Work to be completed
An unaltered copy of every line below is the expected output.

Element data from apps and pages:
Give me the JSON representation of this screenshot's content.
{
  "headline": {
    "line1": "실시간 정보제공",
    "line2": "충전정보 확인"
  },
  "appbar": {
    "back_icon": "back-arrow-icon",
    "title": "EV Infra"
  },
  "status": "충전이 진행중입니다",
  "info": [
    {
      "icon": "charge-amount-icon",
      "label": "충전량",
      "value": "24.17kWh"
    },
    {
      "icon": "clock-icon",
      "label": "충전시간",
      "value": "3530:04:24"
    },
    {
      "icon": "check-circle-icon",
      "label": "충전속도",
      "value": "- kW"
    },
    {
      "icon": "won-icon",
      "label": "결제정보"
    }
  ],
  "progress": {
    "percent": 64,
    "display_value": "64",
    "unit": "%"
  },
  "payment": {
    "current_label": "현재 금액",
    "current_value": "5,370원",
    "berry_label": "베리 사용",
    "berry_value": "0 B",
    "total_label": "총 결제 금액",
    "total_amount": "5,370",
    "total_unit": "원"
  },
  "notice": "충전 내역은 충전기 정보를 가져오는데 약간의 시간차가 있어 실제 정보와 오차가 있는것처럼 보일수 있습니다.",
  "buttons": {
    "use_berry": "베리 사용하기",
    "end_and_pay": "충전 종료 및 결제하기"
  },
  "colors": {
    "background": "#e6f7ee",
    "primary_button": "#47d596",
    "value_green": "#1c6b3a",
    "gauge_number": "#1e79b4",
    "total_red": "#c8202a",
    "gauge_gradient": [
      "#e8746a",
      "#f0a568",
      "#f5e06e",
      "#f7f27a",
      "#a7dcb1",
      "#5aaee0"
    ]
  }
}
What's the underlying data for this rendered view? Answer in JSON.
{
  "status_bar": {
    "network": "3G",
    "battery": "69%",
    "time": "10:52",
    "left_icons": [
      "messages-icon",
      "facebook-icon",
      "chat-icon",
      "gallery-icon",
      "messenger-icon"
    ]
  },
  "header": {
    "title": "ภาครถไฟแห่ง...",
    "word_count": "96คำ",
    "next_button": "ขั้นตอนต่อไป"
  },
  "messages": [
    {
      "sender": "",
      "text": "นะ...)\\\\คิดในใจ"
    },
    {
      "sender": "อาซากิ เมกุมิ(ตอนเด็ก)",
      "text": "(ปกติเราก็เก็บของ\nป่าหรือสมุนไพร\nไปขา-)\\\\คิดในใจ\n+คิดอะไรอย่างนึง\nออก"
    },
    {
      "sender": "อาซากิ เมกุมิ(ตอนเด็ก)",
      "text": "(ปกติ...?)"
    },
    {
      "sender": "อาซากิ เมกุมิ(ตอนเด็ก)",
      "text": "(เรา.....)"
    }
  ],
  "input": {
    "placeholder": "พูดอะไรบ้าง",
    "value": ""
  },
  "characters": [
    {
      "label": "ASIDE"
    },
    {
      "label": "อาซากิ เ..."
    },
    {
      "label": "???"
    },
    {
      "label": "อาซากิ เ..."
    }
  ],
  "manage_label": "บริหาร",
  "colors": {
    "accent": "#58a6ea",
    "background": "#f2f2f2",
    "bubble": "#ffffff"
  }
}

Solution to the problem
Give me the JSON representation of this screenshot's content.
{
  "headline": {
    "line1": "실시간 정보제공",
    "line2": "충전정보 확인"
  },
  "appbar": {
    "back_icon": "back-arrow-icon",
    "title": "EV Infra"
  },
  "status": "충전이 진행중입니다",
  "info": [
    {
      "icon": "charge-amount-icon",
      "label": "충전량",
      "value": "24.17kWh"
    },
    {
      "icon": "clock-icon",
      "label": "충전시간",
      "value": "3530:04:24"
    },
    {
      "icon": "check-circle-icon",
      "label": "충전속도",
      "value": "- kW"
    },
    {
      "icon": "won-icon",
      "label": "결제정보"
    }
  ],
  "progress": {
    "percent": 64,
    "display_value": "64",
    "unit": "%"
  },
  "payment": {
    "current_label": "현재 금액",
    "current_value": "5,370원",
    "berry_label": "베리 사용",
    "berry_value": "0 B",
    "total_label": "총 결제 금액",
    "total_amount": "5,370",
    "total_unit": "원"
  },
  "notice": "충전 내역은 충전기 정보를 가져오는데 약간의 시간차가 있어 실제 정보와 오차가 있는것처럼 보일수 있습니다.",
  "buttons": {
    "use_berry": "베리 사용하기",
    "end_and_pay": "충전 종료 및 결제하기"
  },
  "colors": {
    "background": "#e6f7ee",
    "primary_button": "#47d596",
    "value_green": "#1c6b3a",
    "gauge_number": "#1e79b4",
    "total_red": "#c8202a",
    "gauge_gradient": [
      "#e8746a",
      "#f0a568",
      "#f5e06e",
      "#f7f27a",
      "#a7dcb1",
      "#5aaee0"
    ]
  }
}
What's the underlying data for this rendered view? Answer in JSON.
{
  "status_bar": {
    "network": "3G",
    "battery": "69%",
    "time": "10:52",
    "left_icons": [
      "messages-icon",
      "facebook-icon",
      "chat-icon",
      "gallery-icon",
      "messenger-icon"
    ]
  },
  "header": {
    "title": "ภาครถไฟแห่ง...",
    "word_count": "96คำ",
    "next_button": "ขั้นตอนต่อไป"
  },
  "messages": [
    {
      "sender": "",
      "text": "นะ...)\\\\คิดในใจ"
    },
    {
      "sender": "อาซากิ เมกุมิ(ตอนเด็ก)",
      "text": "(ปกติเราก็เก็บของ\nป่าหรือสมุนไพร\nไปขา-)\\\\คิดในใจ\n+คิดอะไรอย่างนึง\nออก"
    },
    {
      "sender": "อาซากิ เมกุมิ(ตอนเด็ก)",
      "text": "(ปกติ...?)"
    },
    {
      "sender": "อาซากิ เมกุมิ(ตอนเด็ก)",
      "text": "(เรา.....)"
    }
  ],
  "input": {
    "placeholder": "พูดอะไรบ้าง",
    "value": ""
  },
  "characters": [
    {
      "label": "ASIDE"
    },
    {
      "label": "อาซากิ เ..."
    },
    {
      "label": "???"
    },
    {
      "label": "อาซากิ เ..."
    }
  ],
  "manage_label": "บริหาร",
  "colors": {
    "accent": "#58a6ea",
    "background": "#f2f2f2",
    "bubble": "#ffffff"
  }
}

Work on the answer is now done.